*** Exercise data Section Begins ***

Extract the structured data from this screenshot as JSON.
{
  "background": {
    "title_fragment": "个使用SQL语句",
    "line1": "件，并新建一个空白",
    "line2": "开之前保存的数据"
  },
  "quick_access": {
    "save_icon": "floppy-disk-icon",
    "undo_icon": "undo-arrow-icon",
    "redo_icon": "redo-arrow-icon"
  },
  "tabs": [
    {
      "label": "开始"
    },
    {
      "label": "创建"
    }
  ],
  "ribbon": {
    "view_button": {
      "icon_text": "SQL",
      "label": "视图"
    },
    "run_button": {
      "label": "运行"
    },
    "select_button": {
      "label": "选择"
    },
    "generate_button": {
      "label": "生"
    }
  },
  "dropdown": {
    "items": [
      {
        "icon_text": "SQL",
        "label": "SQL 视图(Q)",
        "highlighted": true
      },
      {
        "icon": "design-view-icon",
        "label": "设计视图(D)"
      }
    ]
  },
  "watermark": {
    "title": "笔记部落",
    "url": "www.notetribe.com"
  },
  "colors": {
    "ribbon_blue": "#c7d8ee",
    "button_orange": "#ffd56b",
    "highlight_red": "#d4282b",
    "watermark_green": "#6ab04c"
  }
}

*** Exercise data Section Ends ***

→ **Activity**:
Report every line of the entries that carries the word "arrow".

→ **Answer to this problem**:
    "undo_icon": "undo-arrow-icon",
    "redo_icon": "redo-arrow-icon"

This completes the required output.